IBM on Tuesday released its annual “5 in 5” list of predictions about technological innovations that will change the way we live in the next five years, with the theme this year being cognitive advances in computing that help machines “learn” how to better serve us.
If you love the PS4 and can’t stand Xbox stuff, enjoy your romance. While I will make some references to both machines, it is not meant to be derogatory but informative.
BLUF (Bottom Line Up Front) – The Xbox One is a great machine with a ton of potential. It will eventually realize said potential but for now it’s good and borderline annoying at times. That time will shrink considerably depending on the release dates of the games you want to play.
Before we knew anything about the PS4 and Xbox One, our imaginations ran wild. When they were just ideas, the next-gen consoles held unlimited possibilities for every gamer. Of course, all of those hopes came crashing down when the infinite possibilities collapsed down into two actual real-life products. The PS4 won’t be shipping with a camera, we’re missing out on some really cool controller technology, and Microsoft bungled the move to an all-digital world. The PS4 and Xbox One could have been a huge leap forward, but instead we’re stuck with baby steps.
With the complete hardware, services, and pricing unveiled for the Xbox One at E3, we now have the totality of Microsoft’s “next-generation” consumer-oriented lineup: Windows 8 on the desktop, laptop, and tablet, Windows Phone 8 on the smartphone, and Xbox One in the living room.
On paper, this trifecta, seamlessly connected via Microsoft Account, SkyDrive, and Xbox Live, is almost perfect. In reality, though, this couldn’t be further from the truth. Where did it all go wrong for Microsoft?

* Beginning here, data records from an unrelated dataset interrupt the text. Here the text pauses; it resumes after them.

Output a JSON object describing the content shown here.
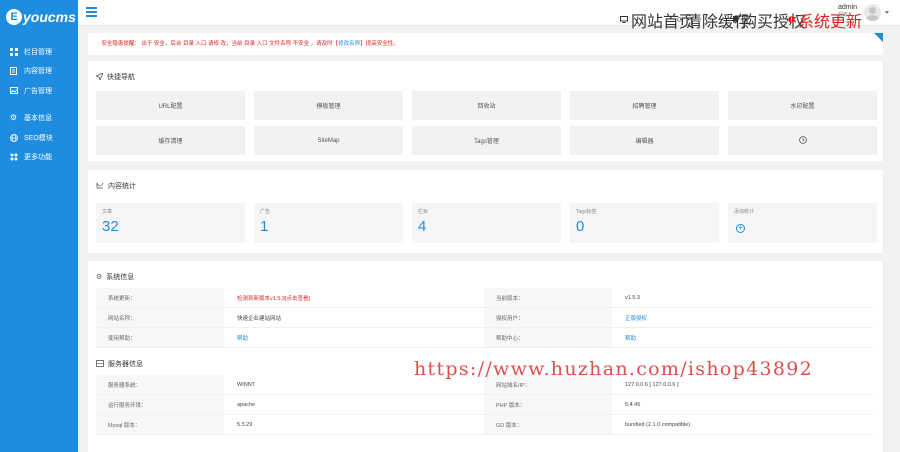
{
  "brand": {
    "mark": "E",
    "name": "youcms"
  },
  "sidebar": {
    "items": [
      {
        "label": "栏目管理",
        "icon": "grid-icon"
      },
      {
        "label": "内容管理",
        "icon": "document-icon"
      },
      {
        "label": "广告管理",
        "icon": "image-icon"
      },
      {
        "label": "基本信息",
        "icon": "gear-icon"
      },
      {
        "label": "SEO模块",
        "icon": "globe-icon"
      },
      {
        "label": "更多功能",
        "icon": "apps-icon"
      }
    ]
  },
  "topbar": {
    "links": [
      {
        "label": "网站首页",
        "icon": "monitor-icon"
      },
      {
        "label": "清除缓存",
        "icon": "refresh-icon"
      },
      {
        "label": "购买授权",
        "icon": "bookmark-icon"
      },
      {
        "label": "系统更新",
        "icon": "alert-icon"
      }
    ],
    "user": {
      "name": "admin",
      "role": "超级A"
    }
  },
  "notice": {
    "text_before": "· 安全隐患提醒： 出于 安全，后台 目录 入口 请修 改，当前 目录 入口 文件名称 不安全 ，请及时【",
    "link": "修改名称",
    "text_after": "】提高安全性。"
  },
  "quick_nav": {
    "title": "快捷导航",
    "buttons": [
      "URL配置",
      "模板管理",
      "回收站",
      "招聘管理",
      "水印配置",
      "缓存清理",
      "SiteMap",
      "Tags管理",
      "编辑器",
      ""
    ]
  },
  "stats": {
    "title": "内容统计",
    "items": [
      {
        "label": "文章",
        "value": "32"
      },
      {
        "label": "广告",
        "value": "1"
      },
      {
        "label": "栏目",
        "value": "4"
      },
      {
        "label": "Tags标签",
        "value": "0"
      },
      {
        "label": "添加统计",
        "value": ""
      }
    ]
  },
  "system": {
    "title": "系统信息",
    "rows": [
      {
        "k1": "系统更新：",
        "v1": "检测到新版本v1.5.3[点击查看]",
        "k2": "当前版本：",
        "v2": "v1.5.3"
      },
      {
        "k1": "网站名称：",
        "v1": "快速企业建站网站",
        "k2": "授权用户：",
        "v2": "正版授权"
      },
      {
        "k1": "使用帮助：",
        "v1": "帮助",
        "k2": "帮助中心：",
        "v2": "帮助"
      }
    ]
  },
  "server": {
    "title": "服务器信息",
    "rows": [
      {
        "k1": "服务器系统：",
        "v1": "WINNT",
        "k2": "网站域名/IP：",
        "v2": "127.0.0.6 [ 127.0.0.6 ]"
      },
      {
        "k1": "运行服务环境：",
        "v1": "apache",
        "k2": "PHP 版本：",
        "v2": "5.4.45"
      },
      {
        "k1": "Mysql 版本：",
        "v1": "5.5.29",
        "k2": "GD 版本：",
        "v2": "bundled (2.1.0 compatible)"
      }
    ]
  },
  "watermark": "https://www.huzhan.com/ishop43892",
  "colors": {
    "accent": "#1e8de0",
    "alert": "#e02020"
  }
}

“The world around you is not what it seems,” says Ingress, the virtual game that uses the real world as its gamespace. And, perhaps, when Google’s semi-independent division Niantic Labs is finished with its mission, we humans won’t be, either.
Google’s mission is to organize the world’s information and make it universally accessible and usable. Note carefully that Google says nothing about the Internet in that statement.
Some day not all that far in the future, a new kind of entertainment is going to be perfected that will either be the coolest video game ever, or the media equivalent of a lethal man-made super-virus.
You can predict what that entertainment might be like just by extrapolating from technology that already exists.
Nearly a year ago, Corning (maker of Gorilla Glass), released a video encapsulating it’s vision of the future. It’s since gotten 17 million views on YouTube, and started numerous discussions and responses.
In the video, Corning predicted large scale desktop touchscreen displays, bigger video screens, and dynamic billboards. And while much of the video is still in the future, the OLED TV’s shown by LG at this year’s CES do seem to bring the video to life.
In the spring of 2011, Latitude Research launched a study to understand the recent explosion in gaming, driven in part by the popularity of mobile phones and tablets. Specifically, the study sought to uncover how the profile of the stereotypical gamer has changed, various motivations for gaming, and the evolving role of games in moving traditionally online experiences into the “offline” world—suggesting new opportunities for game and technology developers, educators, and social innovators.
IBM’s Supercomputer Has Implications for Healthcare, Information Tech and More
Wouldn’t it be nice to have your very own supercomputer in your pocket?
If your laptop crashed while you were working on a major presentation, you could ask your portable expert to help diagnose the problem. If you wanted to bone up on Middle Eastern history, you could ask it to comb every document available and then wrap it all up in a simple summary (annotated, of course).